The Nokia 9 PureView will be available in March for $699 and it goes up for pre-order in select markets starting today.
All five of the cameras have 12MP image sensors and Zeiss Optics. Two of the cameras are RGB for wide color capture, while the other are monochrome cameras designed to capture more light.
HMD says every time you snap a picture, it takes at least one image with all five cameras — in some situations you can get a single image that’s up to 240MP, although more often than not you’ll get a lower-resolution picture that leverages the multiple cameras for pictures with less noise, better color, and better light.
You can also shoot in black and white natively, without the need to convert color images.

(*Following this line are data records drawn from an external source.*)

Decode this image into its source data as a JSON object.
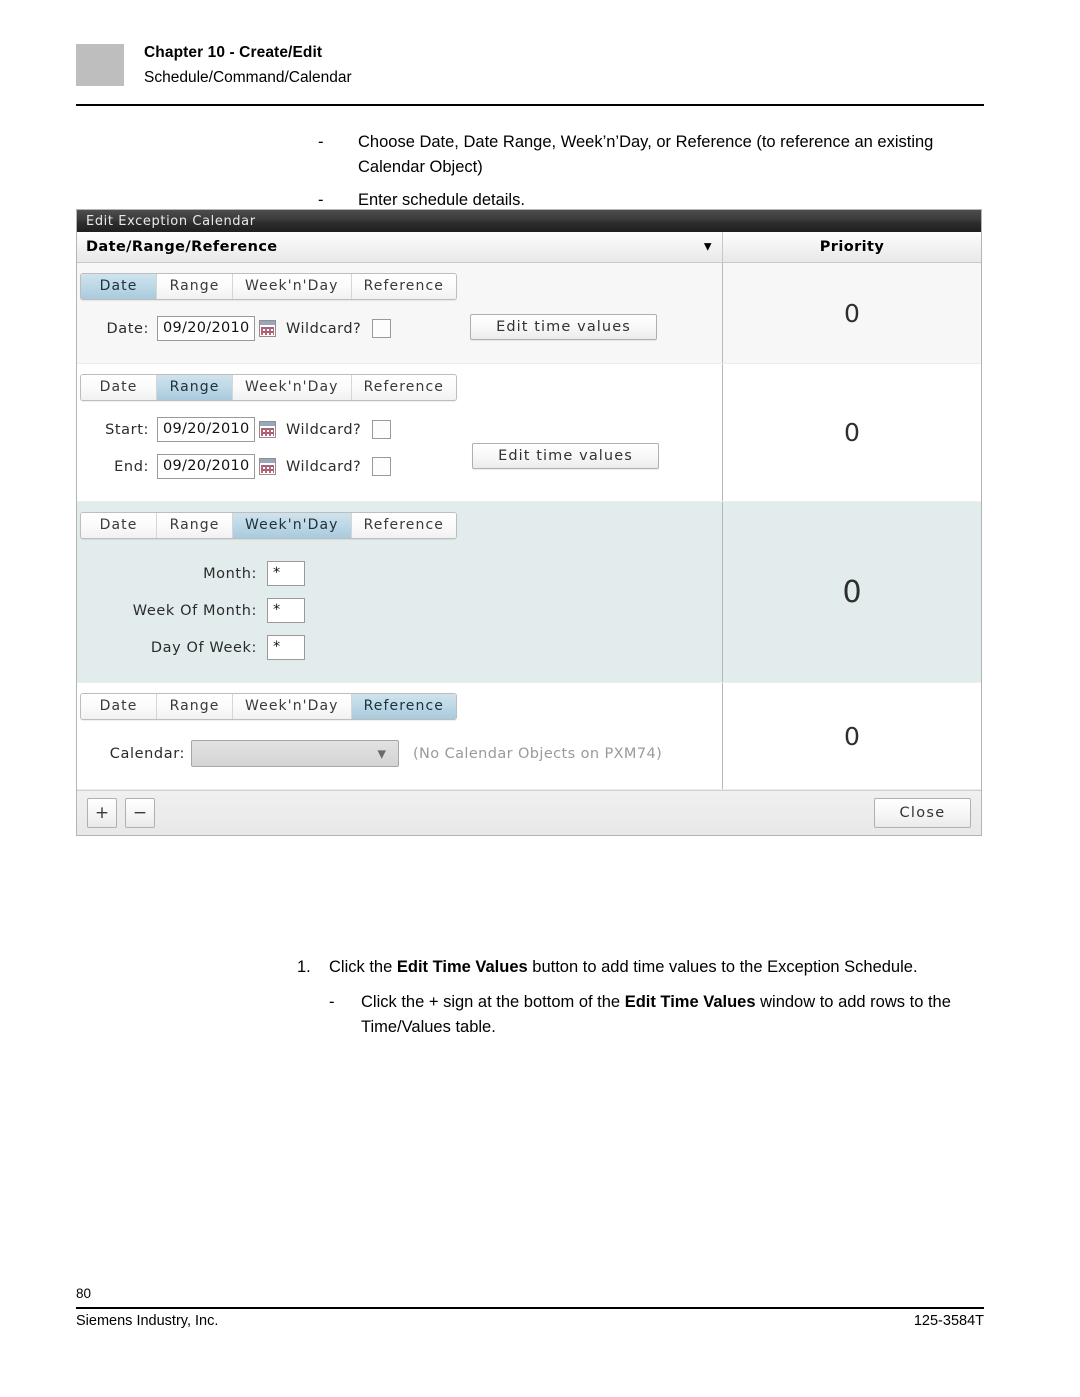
{
  "page_header": {
    "chapter_title": "Chapter 10 - Create/Edit",
    "chapter_subtitle": "Schedule/Command/Calendar"
  },
  "intro_bullets": [
    {
      "marker": "-",
      "text": "Choose Date, Date Range, Week’n’Day, or Reference (to reference an existing Calendar Object)"
    },
    {
      "marker": "-",
      "text": "Enter schedule details."
    }
  ],
  "dialog": {
    "title": "Edit Exception Calendar",
    "column_headers": {
      "left": "Date/Range/Reference",
      "sort_arrow": "▼",
      "right": "Priority"
    },
    "tab_labels": [
      "Date",
      "Range",
      "Week'n'Day",
      "Reference"
    ],
    "rows": [
      {
        "active_tab": "Date",
        "priority": "0",
        "fields": [
          {
            "label": "Date:",
            "value": "09/20/2010",
            "wildcard_label": "Wildcard?",
            "wildcard_checked": false
          }
        ],
        "button": "Edit time values"
      },
      {
        "active_tab": "Range",
        "priority": "0",
        "fields": [
          {
            "label": "Start:",
            "value": "09/20/2010",
            "wildcard_label": "Wildcard?",
            "wildcard_checked": false
          },
          {
            "label": "End:",
            "value": "09/20/2010",
            "wildcard_label": "Wildcard?",
            "wildcard_checked": false
          }
        ],
        "button": "Edit time values"
      },
      {
        "active_tab": "Week'n'Day",
        "priority": "0",
        "fields": [
          {
            "label": "Month:",
            "value": "*"
          },
          {
            "label": "Week Of Month:",
            "value": "*"
          },
          {
            "label": "Day Of Week:",
            "value": "*"
          }
        ]
      },
      {
        "active_tab": "Reference",
        "priority": "0",
        "fields": [
          {
            "label": "Calendar:",
            "value": "",
            "hint": "(No Calendar Objects on PXM74)"
          }
        ]
      }
    ],
    "footer": {
      "add_label": "+",
      "remove_label": "−",
      "close_label": "Close"
    }
  },
  "steps": {
    "numbered": {
      "marker": "1.",
      "part1": "Click the ",
      "bold1": "Edit Time Values",
      "part2": " button to add time values to the Exception Schedule."
    },
    "sub": {
      "marker": "-",
      "part1": "Click the + sign at the bottom of the ",
      "bold1": "Edit Time Values",
      "part2": " window to add rows to the Time/Values table."
    }
  },
  "page_footer": {
    "page_number": "80",
    "company": "Siemens Industry, Inc.",
    "doc_number": "125-3584T"
  }
}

While the Nokia 9 PureView is the first smartphone to feature this many cameras that work together to capture a single image, it might not be the last — HMD worked with Light to create the camera system used in this smartphone.
Light, which released its own multi-lens camera a few years ago, has big plans for the smartphone space. This week the company announced it’s partnered with Sony to create reference designs for smartphones with multiple cameras using Sony image sensors and we could start to see more multi-camera devices later this year.
Snap a photo with the camera app and the smartphone fires up all five cameras and then stitches together a photo based on data captured from all five cameras. The result should be higher contrast and dynamic range than you’d get from a single camera.
Nokia says the system can capture up to 10 times more light than other smartphone cameras. And users can adjust the focus of an image after it’s captured, thanks to depth-of-field information captured by the multiple cameras.
What’s interesting about this type of multi-camera system is that all the cameras work together to capture a single picture. Unlike multi-camera phones from Apple, Samsung, Huawei, and others you don’t get to switch cameras for features like telephoto zoom lenses or ultra-wide image capture.
It’s closer to what Google does with its Pixel smartphones, capturing multiple images and combining data to create a single high-quality picture. But Google does that with one camera and a bunch of software tricks. HMD does it with five cameras.
Basically HMD and Light have come up with a hardware-based solution that’s similar to Google’s software-based one. It’ll be interesting to see in-depth reviews of the Nokia 9 PureView to see how it stacks up against the Google Pixel 3 in photographic quality.
Other camera features include support for RAW image capture, 4K HDR video recording, and shutter speeds of up to 10 seconds.
While the camera system is the phone’s most distinctive characteristic, for the most part the phone’s other specs look decent. The Nokia 9 PureView has a 6 inch, 2880 x 1440 pixel pOLED display with an in-screen fingerprint sensor and support for HDR10 content.
There’s no notch, but there are bezels on the top and bottom of the screen.
The phone features 6GB of RAM, 128GB of UFS 2.1 storage, and a 3,220 mAh battery, USB Type-C port, NFC, and Qi wireless charging.
One odd choice? The phone will ship with a Qualcomm Snapdragon 845 processor rather than the newer Snapdragon 855 chip powering many new Android flagships this year.
On the other hand, that may help keep the price lower than some of its competitors.
Like most other recent HMD/Nokia phones, the Nokia 9 PureView is an Android One device, which means it’ll receive regular OS and security updates for at least two years.
HMD is also launching a few cheaper (and less impressive) phones at Mobile World Congress, including Nokia 4.2, Nokia 3.2, Nokia 1 Plus, and Nokia 210.